Andrew D. Davis1,2, Greg D. Wells3,4, Bereket Falk5, Michael D. Noseworthy6,7
1Medical Physics and Applied Radiation Sciences, McMaster University, Hamilton, Ontario, Canada; 2Medical Physics and Applied Radiation Sciences, St. Joseph's Healthcare, Hamilton, Ontario, Canada; 3Department of Anesthesia, University of Toronto, Toronto, Ontario, Canada; 4Physiology and Experimental Medicine, The Hospital for Sick Children, Toronto, Ontario, Canada; 5Department of Physical Education and Kinesiology, Brock University, St. Catharines, Ontario, Canada; 6Electrical and Computer Engineering, School of Biomedical Engineering, McMaster University, Hamilton, Ontario, Canada; 7Brain-Body Institute, St. Joseph's Healthcare, Hamilton, Ontario, Canada

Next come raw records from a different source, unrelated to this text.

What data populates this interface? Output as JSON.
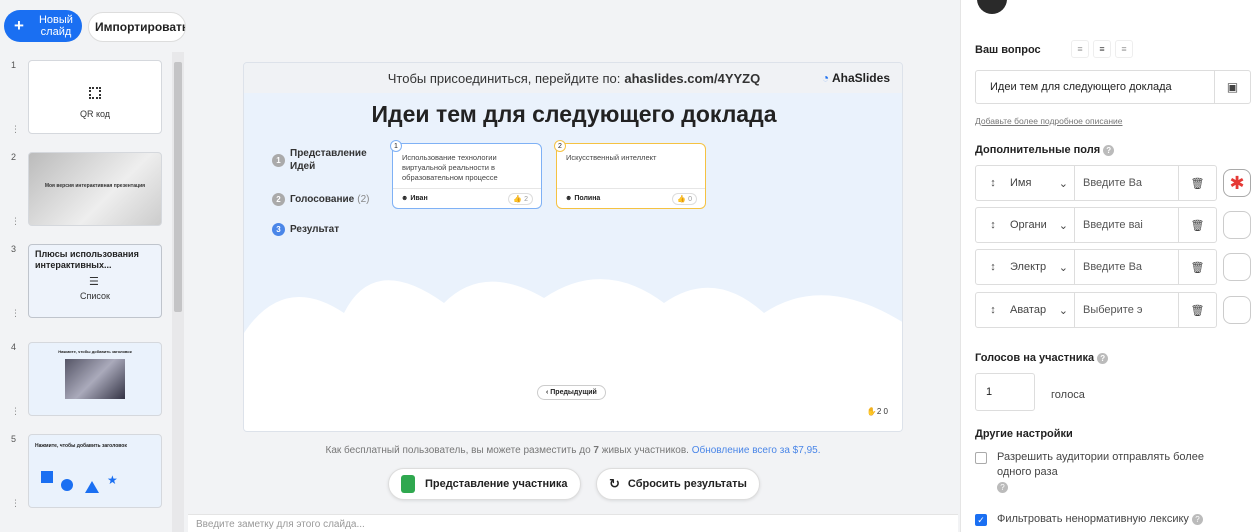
{
  "toolbar": {
    "new_slide": "Новый слайд",
    "import": "Импортировать"
  },
  "slides": [
    {
      "num": "1",
      "label": "QR код"
    },
    {
      "num": "2",
      "label": "Моя версия интерактивная презентация"
    },
    {
      "num": "3",
      "label": "Плюсы использования интерактивных...",
      "sub": "Список"
    },
    {
      "num": "4",
      "label": "Нажмите, чтобы добавить заголовок"
    },
    {
      "num": "5",
      "label": "Нажмите, чтобы добавить заголовок"
    }
  ],
  "slide": {
    "join_text": "Чтобы присоединиться, перейдите по:",
    "join_url": "ahaslides.com/4YYZQ",
    "brand": "AhaSlides",
    "title": "Идеи тем для следующего доклада",
    "steps": [
      {
        "num": "1",
        "label": "Представление Идей"
      },
      {
        "num": "2",
        "label": "Голосование",
        "extra": "(2)"
      },
      {
        "num": "3",
        "label": "Результат"
      }
    ],
    "cards": [
      {
        "idx": "1",
        "text": "Использование технологии виртуальной реальности в образовательном процессе",
        "author": "Иван",
        "likes": "2",
        "color": "#7fb1f5"
      },
      {
        "idx": "2",
        "text": "Искусственный интеллект",
        "author": "Полина",
        "likes": "0",
        "color": "#f5c242"
      }
    ],
    "prev_btn": "‹ Предыдущий",
    "stats": "2 0"
  },
  "info": {
    "text": "Как бесплатный пользователь, вы можете разместить до",
    "count": "7",
    "text2": "живых участников.",
    "link": "Обновление всего за $7,95."
  },
  "buttons": {
    "participant_view": "Представление участника",
    "reset": "Сбросить результаты"
  },
  "notes_placeholder": "Введите заметку для этого слайда...",
  "panel": {
    "question_label": "Ваш вопрос",
    "question_value": "Идеи тем для следующего доклада",
    "desc_link": "Добавьте более подробное описание",
    "extra_fields_label": "Дополнительные поля",
    "fields": [
      {
        "type": "Имя",
        "placeholder": "Введите Ва",
        "required": true
      },
      {
        "type": "Органи",
        "placeholder": "Введите ваі",
        "required": false
      },
      {
        "type": "Электр",
        "placeholder": "Введите Ва",
        "required": false
      },
      {
        "type": "Аватар",
        "placeholder": "Выберите э",
        "required": false
      }
    ],
    "votes_label": "Голосов на участника",
    "votes_value": "1",
    "votes_unit": "голоса",
    "other_label": "Другие настройки",
    "opt_multi": "Разрешить аудитории отправлять более одного раза",
    "opt_filter": "Фильтровать ненормативную лексику"
  }
}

BOLD data was acquired at 3T in skeletal muscle of the lower leg during an on/off isometric exercise paradigm. This was compared to data taken by substituting a twisting motion for the exercise. Both data sets were analysed using a square wave based GLM. The twisting data was found to mimic the exercise data, confounding the analysis. In-plane twists must therefore be eliminated from during-exercise BOLD scans, since the motion effects may be mistaken for true changes in perfusion and oxygenation.